The problem:
This exercise asks for a copy of each line in the records below with the word "JSON" in it.

Task inputs:

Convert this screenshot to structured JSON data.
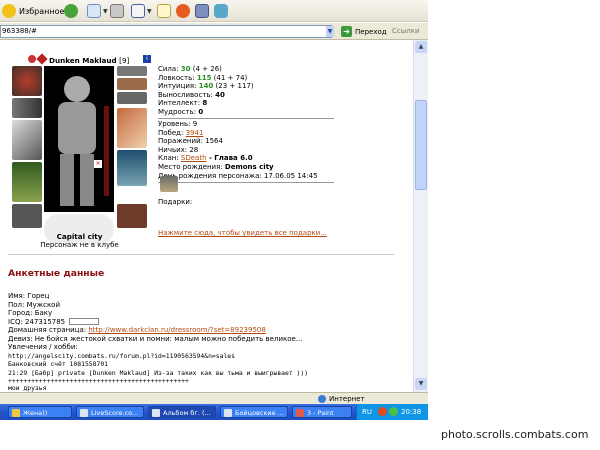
{
  "toolbar": {
    "favorites_label": "Избранное"
  },
  "address": {
    "url": "963388/#",
    "go_label": "Переход",
    "links_label": "Ссылки"
  },
  "profile": {
    "name": "Dunken Maklaud",
    "level_tag": "[9]",
    "stats": [
      {
        "label": "Сила: ",
        "value": "30",
        "extra": " (4 + 26)"
      },
      {
        "label": "Ловкость: ",
        "value": "115",
        "extra": " (41 + 74)"
      },
      {
        "label": "Интуиция: ",
        "value": "140",
        "extra": " (23 + 117)"
      },
      {
        "label": "Выносливость: ",
        "value": "40",
        "extra": ""
      },
      {
        "label": "Интеллект: ",
        "value": "8",
        "extra": ""
      },
      {
        "label": "Мудрость: ",
        "value": "0",
        "extra": ""
      }
    ],
    "level": "Уровень: 9",
    "wins_label": "Побед: ",
    "wins": "3941",
    "losses": "Поражений: 1564",
    "draws": "Ничьих: 28",
    "clan_label": "Клан: ",
    "clan_name": "SDeath",
    "clan_rank": " - Глава 6.0",
    "birthplace_label": "Место рождения: ",
    "birthplace": "Demons city",
    "birthday": "День рождения персонажа: 17.06.05 14:45",
    "gifts_label": "Подарки:",
    "gifts_link": "Нажмите сюда, чтобы увидеть все подарки...",
    "city": "Capital city",
    "club_status": "Персонаж не в клубе"
  },
  "questionnaire": {
    "heading": "Анкетные данные",
    "name": "Имя: Горец",
    "gender": "Пол: Мужской",
    "town": "Город: Баку",
    "icq": "ICQ: 247315785",
    "homepage_label": "Домашняя страница: ",
    "homepage_url": "http://www.darkclan.ru/dressroom/?set=89239508",
    "motto": "Девиз: Не бойся жестокой схватки и помни: малым можно победить великое...",
    "hobbies": "Увлечения / хобби:",
    "lines": [
      "http://angelscity.combats.ru/forum.pl?id=1190563594&n=sales",
      "Банковский счёт 1081558701",
      "21:29 [Бабр] private [Dunken Maklaud] Из-за таких как вы тьма и выигрывает )))",
      "+++++++++++++++++++++++++++++++++++++++++++++++",
      "мои друзья"
    ]
  },
  "status_bar": {
    "zone": "Интернет"
  },
  "taskbar": {
    "items": [
      "Жена))",
      "LiveScore.co...",
      "Альбом бг. (...",
      "Бойцовские ...",
      "3 - Paint"
    ],
    "lang": "RU",
    "clock": "20:38"
  },
  "watermark": "photo.scrolls.combats.com"
}
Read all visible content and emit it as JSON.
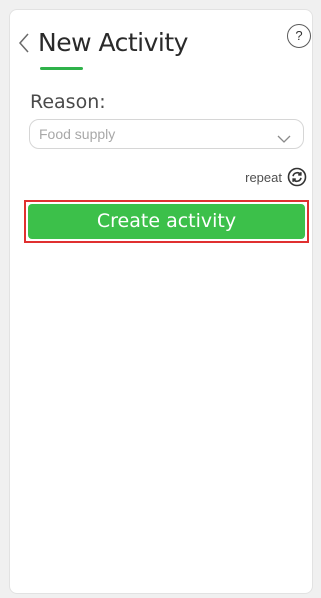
{
  "header": {
    "title": "New Activity",
    "help_label": "?"
  },
  "form": {
    "reason_label": "Reason:",
    "reason_value": "Food supply",
    "repeat_label": "repeat"
  },
  "actions": {
    "create_label": "Create activity"
  },
  "colors": {
    "accent_green": "#3cc04a",
    "underline_green": "#2fb24a",
    "highlight_red": "#e03030"
  },
  "icons": {
    "back": "chevron-left-icon",
    "help": "question-mark-icon",
    "dropdown": "chevron-down-icon",
    "repeat": "refresh-icon"
  }
}
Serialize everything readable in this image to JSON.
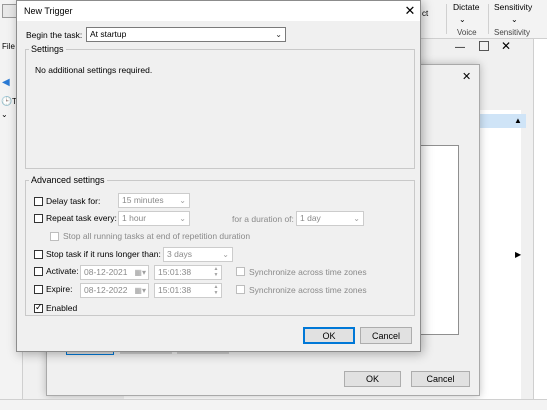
{
  "background": {
    "left_labels": [
      "File",
      "T",
      "T"
    ],
    "ribbon": {
      "dictate": "Dictate",
      "voice": "Voice",
      "sensitivity": "Sensitivity",
      "sensitivity_group": "Sensitivity",
      "fragment": "ct"
    },
    "dialog_buttons": {
      "ok": "OK",
      "cancel": "Cancel"
    }
  },
  "dialog": {
    "title": "New Trigger",
    "begin_label": "Begin the task:",
    "begin_value": "At startup",
    "settings_label": "Settings",
    "settings_text": "No additional settings required.",
    "advanced_label": "Advanced settings",
    "delay": {
      "label": "Delay task for:",
      "value": "15 minutes",
      "checked": false
    },
    "repeat": {
      "label": "Repeat task every:",
      "value": "1 hour",
      "duration_label": "for a duration of:",
      "duration_value": "1 day",
      "checked": false
    },
    "stop_running": {
      "label": "Stop all running tasks at end of repetition duration",
      "checked": false
    },
    "stop_longer": {
      "label": "Stop task if it runs longer than:",
      "value": "3 days",
      "checked": false
    },
    "activate": {
      "label": "Activate:",
      "date": "08-12-2021",
      "time": "15:01:38",
      "sync_label": "Synchronize across time zones",
      "checked": false
    },
    "expire": {
      "label": "Expire:",
      "date": "08-12-2022",
      "time": "15:01:38",
      "sync_label": "Synchronize across time zones",
      "checked": false
    },
    "enabled": {
      "label": "Enabled",
      "checked": true
    },
    "ok_label": "OK",
    "cancel_label": "Cancel"
  },
  "icons": {
    "close": "close-icon",
    "dropdown": "chevron-down-icon",
    "calendar": "calendar-icon",
    "spinner": "spinner-icon"
  }
}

Reply:
Convert this screenshot to structured JSON data.
Read all visible content and emit it as JSON.
Serialize everything readable in this image to JSON.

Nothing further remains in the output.